[A] court must indulge a strong presumption that counsel's conduct falls within the wide range of reasonable professional assistance;  that is, the defendant must overcome the presumption that, under the circumstances, the challenged action “might be considered trial strategy.”

Id. (quoting Strickland, 466 U.S. at 689, 104 S.Ct. at 2065, 80 L.Ed.2d at 694-95).   “The benchmark for judging any claim for ineffectiveness must be whether counsel's conduct so undermined the proper functioning of the adversarial process the trial cannot be relied on as having produced a just result.”  Kone, 557 N.W.2d at 102.   It is not enough to simply claim counsel should have done a better job.  Dunbar, 515 N.W.2d at 15.   The applicant must state the specific ways in which counsel's performance was inadequate and identify how competent representation would have changed the outcome.  Id.

 The test for prejudice is whether counsel's failure worked to Davis' actual and substantial disadvantage so that a reasonable possibility exists that but for the trial attorney's unprofessional errors, the resulting conviction would have been different.  State v. Johnson, 534 N.W.2d 118, 128 (Iowa App.1995).  “A reasonable probability is one sufficient to undermine confidence in the outcome.”  Kone, 557 N.W.2d at 102.

 There is sufficient evidence on the record to determine whether Davis' counsel was ineffective in regard to the instruction on whether his act was sexual in nature.   Davis contends his counsel erred because he did not propose an instruction which included a list of circumstances to determine whether the act of thrusting his fist into Smith's vagina was sexual.2  Instruction fourteen, an Iowa Uniform Jury Instruction, correctly conveyed to the jury that the act must be sexual in nature.   See Iowa Crim. Jury Instruction 200.2 (1993).   It was not error for defense counsel to request this instruction, without more detail.   Even if it was a breach of an essential duty by his lawyer, Davis cannot prove he was prejudiced.   The evidence was so overwhelming of the defendant's act being sexual in nature, it is highly unlikely any instruction would have caused the jury to conclude otherwise.

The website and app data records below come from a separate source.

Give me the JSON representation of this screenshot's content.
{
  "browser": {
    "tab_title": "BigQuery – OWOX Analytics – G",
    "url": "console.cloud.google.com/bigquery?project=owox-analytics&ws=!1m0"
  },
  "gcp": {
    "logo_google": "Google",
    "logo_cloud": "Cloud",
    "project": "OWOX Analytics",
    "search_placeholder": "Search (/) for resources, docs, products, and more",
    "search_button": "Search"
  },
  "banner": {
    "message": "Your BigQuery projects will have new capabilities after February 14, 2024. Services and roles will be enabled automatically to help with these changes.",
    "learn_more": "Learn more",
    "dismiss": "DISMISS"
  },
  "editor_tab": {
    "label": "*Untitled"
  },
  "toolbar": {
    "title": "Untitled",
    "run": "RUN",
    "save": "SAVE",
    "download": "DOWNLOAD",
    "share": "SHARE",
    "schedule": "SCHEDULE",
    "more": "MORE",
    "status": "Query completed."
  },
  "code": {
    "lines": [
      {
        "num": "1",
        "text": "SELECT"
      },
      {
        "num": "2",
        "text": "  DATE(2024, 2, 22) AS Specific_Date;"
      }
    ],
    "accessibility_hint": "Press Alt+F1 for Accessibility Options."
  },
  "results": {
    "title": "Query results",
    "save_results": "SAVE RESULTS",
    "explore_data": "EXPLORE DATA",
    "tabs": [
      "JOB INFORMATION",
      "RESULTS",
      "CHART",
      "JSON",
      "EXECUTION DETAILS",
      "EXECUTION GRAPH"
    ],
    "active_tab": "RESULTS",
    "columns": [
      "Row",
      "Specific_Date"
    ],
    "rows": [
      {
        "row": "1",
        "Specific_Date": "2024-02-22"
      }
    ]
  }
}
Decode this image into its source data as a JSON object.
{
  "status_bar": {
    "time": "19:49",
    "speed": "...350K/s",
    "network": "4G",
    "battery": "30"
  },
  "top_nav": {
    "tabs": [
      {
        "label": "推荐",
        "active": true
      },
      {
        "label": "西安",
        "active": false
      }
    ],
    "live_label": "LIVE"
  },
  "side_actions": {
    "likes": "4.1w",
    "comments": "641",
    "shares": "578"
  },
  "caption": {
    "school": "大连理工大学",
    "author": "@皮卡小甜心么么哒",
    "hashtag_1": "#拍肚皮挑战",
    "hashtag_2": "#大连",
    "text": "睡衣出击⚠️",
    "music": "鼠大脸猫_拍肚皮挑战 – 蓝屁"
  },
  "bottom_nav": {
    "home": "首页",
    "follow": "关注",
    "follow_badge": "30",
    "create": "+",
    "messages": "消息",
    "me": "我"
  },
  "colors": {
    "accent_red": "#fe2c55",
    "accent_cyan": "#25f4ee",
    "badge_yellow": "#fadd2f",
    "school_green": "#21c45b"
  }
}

Because there is insufficient evidence on the record to determine whether Davis' counsel breached essential duties in the manner Davis alleges, we preserve the remaining issues for postconviction relief proceedings.


I concur in part and dissent in part.   Defendant was convicted of both second-degree sexual assault and aggravated assault.   The conduct which the majority relies upon for the kidnapping was inherently incidental to the sexual assault charge.   Consequently, I fail to find substantial evidence supporting the kidnapping charge.


1.   However, the lack of motivation to satisfy sexual desires would not preclude a finding of sexual abuse where the context of the act was clearly sexual.  State v. Pearson, 514 N.W.2d at 455.

2.   Jury Instruction number fourteen read:“Specific intent” means not only being aware of doing an act and doing it voluntarily, but in addition, doing it with a specific purpose in mind.Because determining the defendant's specific intent requires you to decide what the defendant was thinking when a act was done, it is seldom capable of direct proof.   Therefore, you should consider the facts and circumstances surrounding the act to determine the defendant's specific intent.   You may, but are not required to, conclude a person intends the natural results of their acts.

STREIT, Judge.

HUITINK, J., concurs. SACKETT, P.J., concurs in part and dissents in part.